Thunder Bay Tourist Pagoda National Historic Site of Canada
Thunder Bay, Ontario
© Parks Canada Agency/Agence Parcs Canada, 1988.
170 Red River Road, Thunder Bay, Ontario
Historic Sites and Monuments Act (R.S.C., 1985, c. H-4)
1909 to 1909
Event, Person, Organization:
Port Arthur Industrial Commission
H. Russell Halton
Thunder Bay Tourist Pagoda
Research Report Number:
1986-046, 1989-OB-02, 2011-CED-SDC-022
This tourist kiosk was erected in 1909 to promote Port Arthur’s social and economic merits to visitors and investors. Its eye-catching architecture and strategic location reflect civic boosterism and the city’s rivalry with nearby Fort William decades before the two amalgamated to create Thunder Bay. This eclectic but carefully conceived structure combines a striking pagoda-shaped roof topped by a domed cupola, classically inspired pilasters flanking the entrance, and a patriotic beaver-and-maple-leaf motif over the door. Local architect H. Russell Halton’s cheery design still attracts the attention of visitors today.
Description of Historic Place
Thunder Bay Tourist Pagoda National Historic Site of Canada is an early tourism bureau built in a novelty design inspired by a mixture of classical and Asian architecture. An octagonal brick structure surrounded by a verandah, it has a pagoda-shaped roof with cupola and a columned entranceway surmounted by a carved beaver. It is located at the foot of Red River Road and Water Streets, near the waterfront and historic railway, in the downtown Port Arthur section of Thunder Bay. The designation refers to the building on its legal lot.
Thunder Bay Tourist Pagoda was designated a national historic site of Canada in 1986 because it symbolizes the themes of civic boosterism and inter-city rivalry in the early 20th century; and it has an eccentric but carefully conceived design.
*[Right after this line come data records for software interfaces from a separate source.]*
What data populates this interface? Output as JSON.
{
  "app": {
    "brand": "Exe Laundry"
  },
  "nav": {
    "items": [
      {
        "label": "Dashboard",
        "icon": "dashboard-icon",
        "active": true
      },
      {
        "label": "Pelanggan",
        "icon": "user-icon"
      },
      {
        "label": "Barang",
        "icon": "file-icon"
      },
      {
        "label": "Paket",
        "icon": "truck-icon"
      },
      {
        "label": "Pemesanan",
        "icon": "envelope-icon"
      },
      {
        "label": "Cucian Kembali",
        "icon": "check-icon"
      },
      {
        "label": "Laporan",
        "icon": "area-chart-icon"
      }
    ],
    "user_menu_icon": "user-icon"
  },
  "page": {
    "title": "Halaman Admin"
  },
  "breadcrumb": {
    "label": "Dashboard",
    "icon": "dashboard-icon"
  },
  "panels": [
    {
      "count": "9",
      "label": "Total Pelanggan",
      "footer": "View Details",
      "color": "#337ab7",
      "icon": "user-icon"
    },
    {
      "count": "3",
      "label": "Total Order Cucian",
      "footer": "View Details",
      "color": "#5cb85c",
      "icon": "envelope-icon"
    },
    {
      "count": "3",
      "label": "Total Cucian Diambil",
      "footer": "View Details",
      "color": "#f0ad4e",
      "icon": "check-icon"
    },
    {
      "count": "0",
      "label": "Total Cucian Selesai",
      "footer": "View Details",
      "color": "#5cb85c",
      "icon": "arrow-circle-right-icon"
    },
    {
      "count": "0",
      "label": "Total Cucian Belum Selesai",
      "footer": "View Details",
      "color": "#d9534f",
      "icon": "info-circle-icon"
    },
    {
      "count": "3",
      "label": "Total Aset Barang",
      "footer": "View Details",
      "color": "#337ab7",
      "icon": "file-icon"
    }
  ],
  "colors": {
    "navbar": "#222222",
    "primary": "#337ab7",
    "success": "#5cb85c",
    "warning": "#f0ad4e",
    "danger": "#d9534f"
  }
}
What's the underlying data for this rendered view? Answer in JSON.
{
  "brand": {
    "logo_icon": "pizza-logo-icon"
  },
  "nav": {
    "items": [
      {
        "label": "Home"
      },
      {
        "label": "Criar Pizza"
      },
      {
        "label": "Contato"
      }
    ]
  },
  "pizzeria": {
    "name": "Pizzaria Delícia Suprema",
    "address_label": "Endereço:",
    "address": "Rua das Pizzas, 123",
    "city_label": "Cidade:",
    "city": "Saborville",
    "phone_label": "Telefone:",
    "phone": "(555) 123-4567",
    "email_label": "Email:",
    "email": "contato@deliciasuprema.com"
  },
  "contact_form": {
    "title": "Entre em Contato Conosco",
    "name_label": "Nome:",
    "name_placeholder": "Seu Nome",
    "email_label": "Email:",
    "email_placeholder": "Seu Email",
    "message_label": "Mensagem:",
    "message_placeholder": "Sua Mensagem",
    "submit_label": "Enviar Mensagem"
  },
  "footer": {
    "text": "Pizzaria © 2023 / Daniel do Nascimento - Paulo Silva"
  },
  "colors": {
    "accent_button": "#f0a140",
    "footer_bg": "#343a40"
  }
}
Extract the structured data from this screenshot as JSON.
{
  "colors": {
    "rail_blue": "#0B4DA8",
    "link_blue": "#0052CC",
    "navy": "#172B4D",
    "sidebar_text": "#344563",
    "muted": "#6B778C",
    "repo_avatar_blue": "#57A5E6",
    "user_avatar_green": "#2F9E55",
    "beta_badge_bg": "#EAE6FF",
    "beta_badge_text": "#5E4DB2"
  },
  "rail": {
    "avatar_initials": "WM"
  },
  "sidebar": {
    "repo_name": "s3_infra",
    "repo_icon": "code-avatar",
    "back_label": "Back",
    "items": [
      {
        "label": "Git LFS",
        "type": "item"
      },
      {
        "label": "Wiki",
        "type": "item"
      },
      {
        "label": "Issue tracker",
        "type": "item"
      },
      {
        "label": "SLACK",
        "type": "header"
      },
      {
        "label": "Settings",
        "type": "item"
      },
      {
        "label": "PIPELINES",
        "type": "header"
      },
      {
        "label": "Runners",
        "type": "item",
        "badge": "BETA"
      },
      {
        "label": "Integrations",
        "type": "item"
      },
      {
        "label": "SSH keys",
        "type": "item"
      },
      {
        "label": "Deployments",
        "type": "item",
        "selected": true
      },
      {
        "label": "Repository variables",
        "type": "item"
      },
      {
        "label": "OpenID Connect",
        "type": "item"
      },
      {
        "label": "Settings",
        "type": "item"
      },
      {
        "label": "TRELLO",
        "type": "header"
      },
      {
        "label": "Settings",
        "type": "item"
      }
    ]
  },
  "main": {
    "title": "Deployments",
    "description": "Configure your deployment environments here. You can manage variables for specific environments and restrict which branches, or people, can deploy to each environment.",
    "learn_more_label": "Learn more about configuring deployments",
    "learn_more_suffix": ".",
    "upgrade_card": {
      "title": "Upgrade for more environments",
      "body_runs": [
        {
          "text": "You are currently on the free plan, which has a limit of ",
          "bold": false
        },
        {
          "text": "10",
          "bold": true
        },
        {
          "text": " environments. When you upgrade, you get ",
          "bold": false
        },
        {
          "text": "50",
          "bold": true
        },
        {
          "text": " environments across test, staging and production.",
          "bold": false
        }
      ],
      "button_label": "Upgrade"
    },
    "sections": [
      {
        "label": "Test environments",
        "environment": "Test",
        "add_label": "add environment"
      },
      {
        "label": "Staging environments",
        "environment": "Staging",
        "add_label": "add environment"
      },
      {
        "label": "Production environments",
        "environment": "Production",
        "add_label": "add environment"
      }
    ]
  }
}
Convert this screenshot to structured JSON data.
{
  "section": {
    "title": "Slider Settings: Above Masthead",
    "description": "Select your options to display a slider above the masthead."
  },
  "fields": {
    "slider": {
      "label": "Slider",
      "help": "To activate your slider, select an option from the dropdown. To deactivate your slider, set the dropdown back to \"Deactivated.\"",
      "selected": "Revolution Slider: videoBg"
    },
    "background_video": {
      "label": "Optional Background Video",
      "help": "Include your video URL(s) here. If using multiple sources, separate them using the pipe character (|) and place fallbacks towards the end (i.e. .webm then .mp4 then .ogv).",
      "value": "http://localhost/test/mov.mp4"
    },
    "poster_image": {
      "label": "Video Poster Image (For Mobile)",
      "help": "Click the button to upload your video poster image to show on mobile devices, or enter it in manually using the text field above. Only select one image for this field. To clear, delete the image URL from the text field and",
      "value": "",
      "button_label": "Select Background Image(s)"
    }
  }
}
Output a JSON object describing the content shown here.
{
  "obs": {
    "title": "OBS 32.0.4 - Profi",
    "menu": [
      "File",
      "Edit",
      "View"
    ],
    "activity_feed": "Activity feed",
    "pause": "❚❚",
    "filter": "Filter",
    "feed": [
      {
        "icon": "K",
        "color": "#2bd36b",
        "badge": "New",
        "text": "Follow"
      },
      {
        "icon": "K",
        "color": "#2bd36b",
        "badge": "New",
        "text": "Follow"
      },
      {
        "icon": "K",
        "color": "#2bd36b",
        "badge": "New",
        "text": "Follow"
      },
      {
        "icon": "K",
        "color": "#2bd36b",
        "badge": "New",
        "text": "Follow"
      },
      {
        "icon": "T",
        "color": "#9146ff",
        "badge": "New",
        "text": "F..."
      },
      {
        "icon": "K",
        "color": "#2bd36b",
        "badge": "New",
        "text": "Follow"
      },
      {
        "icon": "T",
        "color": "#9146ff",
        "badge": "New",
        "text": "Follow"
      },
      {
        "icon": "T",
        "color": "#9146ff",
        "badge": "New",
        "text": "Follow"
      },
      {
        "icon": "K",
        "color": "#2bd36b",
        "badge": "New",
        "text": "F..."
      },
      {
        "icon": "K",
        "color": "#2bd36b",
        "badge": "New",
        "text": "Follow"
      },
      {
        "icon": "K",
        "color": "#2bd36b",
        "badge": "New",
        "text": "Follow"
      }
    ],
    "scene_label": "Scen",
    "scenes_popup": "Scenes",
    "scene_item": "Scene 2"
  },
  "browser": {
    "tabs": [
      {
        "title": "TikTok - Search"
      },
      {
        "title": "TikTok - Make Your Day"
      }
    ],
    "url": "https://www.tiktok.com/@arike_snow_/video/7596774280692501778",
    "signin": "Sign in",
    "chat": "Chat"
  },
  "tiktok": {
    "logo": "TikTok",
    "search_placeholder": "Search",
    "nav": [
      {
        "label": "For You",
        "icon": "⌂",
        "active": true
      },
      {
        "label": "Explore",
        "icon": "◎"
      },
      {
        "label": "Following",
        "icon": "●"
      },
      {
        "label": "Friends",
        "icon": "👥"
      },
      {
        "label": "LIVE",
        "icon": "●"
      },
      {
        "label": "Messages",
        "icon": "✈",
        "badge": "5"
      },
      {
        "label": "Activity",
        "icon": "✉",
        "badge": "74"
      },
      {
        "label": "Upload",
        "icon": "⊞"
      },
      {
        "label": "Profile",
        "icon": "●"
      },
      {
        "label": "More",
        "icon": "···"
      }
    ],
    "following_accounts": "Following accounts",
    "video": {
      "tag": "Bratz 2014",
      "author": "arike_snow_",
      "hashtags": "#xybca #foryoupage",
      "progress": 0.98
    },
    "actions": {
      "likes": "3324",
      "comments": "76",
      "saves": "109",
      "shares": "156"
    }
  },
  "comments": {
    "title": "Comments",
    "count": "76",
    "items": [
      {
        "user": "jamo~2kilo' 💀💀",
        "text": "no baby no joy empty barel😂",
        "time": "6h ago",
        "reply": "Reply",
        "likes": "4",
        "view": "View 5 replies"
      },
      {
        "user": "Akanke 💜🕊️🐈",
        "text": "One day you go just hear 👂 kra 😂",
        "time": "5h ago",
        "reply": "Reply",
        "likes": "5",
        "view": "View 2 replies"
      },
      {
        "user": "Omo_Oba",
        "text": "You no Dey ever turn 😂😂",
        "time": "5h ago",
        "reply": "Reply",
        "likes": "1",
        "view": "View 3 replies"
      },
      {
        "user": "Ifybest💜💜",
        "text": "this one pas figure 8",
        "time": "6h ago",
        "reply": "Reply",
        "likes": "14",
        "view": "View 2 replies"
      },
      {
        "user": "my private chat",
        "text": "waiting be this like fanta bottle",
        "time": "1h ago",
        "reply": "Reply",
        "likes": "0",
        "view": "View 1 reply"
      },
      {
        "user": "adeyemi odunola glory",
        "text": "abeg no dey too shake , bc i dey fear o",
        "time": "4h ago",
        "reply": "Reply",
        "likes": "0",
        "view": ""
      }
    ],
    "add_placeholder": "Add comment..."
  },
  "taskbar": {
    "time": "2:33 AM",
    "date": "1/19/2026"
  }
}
The Thunder Bay Tourist Pagoda was designed by local architect H. Russell Halton, and built by the Port Arthur Industrial Commission in 1909. It was an early tourism bureau designed to attract the attention of train and ship passengers traveling through Port Arthur, in order to promote the town's advantages as an industrial and tourism centre at a time when it's rival, nearby Fort William, was becoming an increasingly important transportation hub. The pagoda continued to be used as a tourism bureau until declining rail traffic made its future uncertain. By 1986 it had closed and its future remained in doubt until it eventually was restored as a heritage facility.
Source: Historic Sites and Monuments Board of Canada, Minutes, Nov. 1986, Nov. 1989.
Key features contributing to the heritage value of this site include:
the location of the pagoda at a historic nexus of water, rail and road transportation; its landscaped site; its octagonal footprint and single-storey massing under a broad pagoda-shaped roof with domed cupola; its broad, overhanging eaves supported by free-standing columns; the classical inspiration of its main entry under a pedimented porch with columns flanking the paneled entry door; the beaver and maple leaf motif decoration over the entry; the brick construction with wood detailing; its use of metal roofing; continued legibility of its original interior layout; the integrity of surviving original interior furnishings and fittings; evidence of its original tourism function.